[ASSIGNMENT] The string "JSON" appears in some lines of the data. Report how many, with no other words.

[RECORDS FOR THIS EXERCISE]
——
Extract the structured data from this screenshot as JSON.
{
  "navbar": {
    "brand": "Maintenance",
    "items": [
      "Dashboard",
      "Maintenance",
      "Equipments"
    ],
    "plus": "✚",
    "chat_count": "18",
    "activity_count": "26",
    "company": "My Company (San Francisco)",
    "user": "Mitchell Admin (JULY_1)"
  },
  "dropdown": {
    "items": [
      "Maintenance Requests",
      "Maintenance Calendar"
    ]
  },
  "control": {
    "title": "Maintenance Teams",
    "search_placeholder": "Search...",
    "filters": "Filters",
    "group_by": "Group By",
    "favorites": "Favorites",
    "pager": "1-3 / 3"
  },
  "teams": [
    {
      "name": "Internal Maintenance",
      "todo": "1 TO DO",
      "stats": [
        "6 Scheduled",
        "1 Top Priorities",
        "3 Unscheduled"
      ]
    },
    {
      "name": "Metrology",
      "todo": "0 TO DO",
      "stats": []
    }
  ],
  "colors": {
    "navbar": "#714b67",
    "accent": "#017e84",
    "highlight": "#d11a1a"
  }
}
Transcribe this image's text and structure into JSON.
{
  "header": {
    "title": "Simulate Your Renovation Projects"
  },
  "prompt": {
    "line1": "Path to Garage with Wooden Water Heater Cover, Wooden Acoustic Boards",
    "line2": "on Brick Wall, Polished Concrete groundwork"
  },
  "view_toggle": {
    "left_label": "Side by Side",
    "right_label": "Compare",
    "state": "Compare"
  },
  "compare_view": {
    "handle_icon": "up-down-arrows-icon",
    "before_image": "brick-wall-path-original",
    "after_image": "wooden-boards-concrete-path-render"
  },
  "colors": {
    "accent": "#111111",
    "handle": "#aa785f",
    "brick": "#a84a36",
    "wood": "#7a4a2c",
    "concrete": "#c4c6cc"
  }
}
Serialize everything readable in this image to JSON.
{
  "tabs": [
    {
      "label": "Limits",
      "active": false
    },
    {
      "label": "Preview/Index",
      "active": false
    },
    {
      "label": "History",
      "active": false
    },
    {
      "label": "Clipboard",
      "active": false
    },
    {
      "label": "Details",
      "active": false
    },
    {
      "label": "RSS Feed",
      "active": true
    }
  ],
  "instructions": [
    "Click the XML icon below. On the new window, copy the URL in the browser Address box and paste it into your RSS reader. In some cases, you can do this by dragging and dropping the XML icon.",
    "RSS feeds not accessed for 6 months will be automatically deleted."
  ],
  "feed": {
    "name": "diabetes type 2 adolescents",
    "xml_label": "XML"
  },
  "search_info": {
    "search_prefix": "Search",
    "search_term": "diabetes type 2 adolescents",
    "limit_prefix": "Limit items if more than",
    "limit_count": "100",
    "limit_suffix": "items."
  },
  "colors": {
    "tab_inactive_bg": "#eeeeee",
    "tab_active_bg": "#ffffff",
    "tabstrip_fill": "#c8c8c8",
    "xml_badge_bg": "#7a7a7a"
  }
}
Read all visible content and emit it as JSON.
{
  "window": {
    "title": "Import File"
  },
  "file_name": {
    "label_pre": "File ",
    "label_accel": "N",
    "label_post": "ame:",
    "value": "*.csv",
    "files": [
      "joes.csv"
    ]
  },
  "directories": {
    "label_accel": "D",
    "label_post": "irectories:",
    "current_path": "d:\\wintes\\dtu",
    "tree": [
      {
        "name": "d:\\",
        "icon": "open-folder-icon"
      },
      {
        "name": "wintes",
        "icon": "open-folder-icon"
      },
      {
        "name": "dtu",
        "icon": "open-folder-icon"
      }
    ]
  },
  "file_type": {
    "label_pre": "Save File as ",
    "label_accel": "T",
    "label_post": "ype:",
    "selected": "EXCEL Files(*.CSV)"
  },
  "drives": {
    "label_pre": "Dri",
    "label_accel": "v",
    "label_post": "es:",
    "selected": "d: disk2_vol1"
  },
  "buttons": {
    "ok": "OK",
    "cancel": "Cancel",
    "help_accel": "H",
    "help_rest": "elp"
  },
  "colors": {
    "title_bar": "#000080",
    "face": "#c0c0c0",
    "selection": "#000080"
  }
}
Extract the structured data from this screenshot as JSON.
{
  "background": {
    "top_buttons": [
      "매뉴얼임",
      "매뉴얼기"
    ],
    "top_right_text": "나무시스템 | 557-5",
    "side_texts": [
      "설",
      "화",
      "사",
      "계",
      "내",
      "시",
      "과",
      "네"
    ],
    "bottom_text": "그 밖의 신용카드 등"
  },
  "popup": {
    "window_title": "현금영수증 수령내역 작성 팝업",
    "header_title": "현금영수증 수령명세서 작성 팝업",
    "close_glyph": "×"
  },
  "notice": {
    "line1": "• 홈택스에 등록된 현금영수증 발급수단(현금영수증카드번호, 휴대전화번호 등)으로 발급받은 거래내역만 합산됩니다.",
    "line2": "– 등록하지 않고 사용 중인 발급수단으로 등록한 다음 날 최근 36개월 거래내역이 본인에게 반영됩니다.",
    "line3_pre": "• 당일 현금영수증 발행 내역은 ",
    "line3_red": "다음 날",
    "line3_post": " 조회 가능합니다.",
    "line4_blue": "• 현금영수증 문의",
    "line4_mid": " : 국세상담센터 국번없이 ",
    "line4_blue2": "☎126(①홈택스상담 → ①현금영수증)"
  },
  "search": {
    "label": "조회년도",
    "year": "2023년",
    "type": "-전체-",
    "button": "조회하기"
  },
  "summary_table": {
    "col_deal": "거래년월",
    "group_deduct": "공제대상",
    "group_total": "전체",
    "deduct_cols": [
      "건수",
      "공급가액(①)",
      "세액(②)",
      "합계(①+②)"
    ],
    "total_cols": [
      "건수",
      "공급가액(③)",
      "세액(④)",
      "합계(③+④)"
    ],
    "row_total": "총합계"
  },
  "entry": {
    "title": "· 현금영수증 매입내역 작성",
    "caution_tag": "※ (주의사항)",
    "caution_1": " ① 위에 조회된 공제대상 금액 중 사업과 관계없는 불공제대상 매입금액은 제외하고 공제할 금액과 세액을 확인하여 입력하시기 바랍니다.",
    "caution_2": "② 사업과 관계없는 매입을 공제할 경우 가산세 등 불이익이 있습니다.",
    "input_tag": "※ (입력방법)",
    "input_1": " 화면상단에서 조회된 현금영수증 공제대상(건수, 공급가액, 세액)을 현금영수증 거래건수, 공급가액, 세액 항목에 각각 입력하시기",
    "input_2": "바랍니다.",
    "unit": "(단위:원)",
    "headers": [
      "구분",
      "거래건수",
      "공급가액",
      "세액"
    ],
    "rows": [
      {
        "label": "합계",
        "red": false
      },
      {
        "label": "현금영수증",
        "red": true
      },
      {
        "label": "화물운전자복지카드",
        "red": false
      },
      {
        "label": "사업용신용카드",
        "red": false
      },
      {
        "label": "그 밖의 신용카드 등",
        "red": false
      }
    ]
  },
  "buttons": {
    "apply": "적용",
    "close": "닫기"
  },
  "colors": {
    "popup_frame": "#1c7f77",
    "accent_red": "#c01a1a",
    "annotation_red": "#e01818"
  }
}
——
[TASK OUTPUT] 5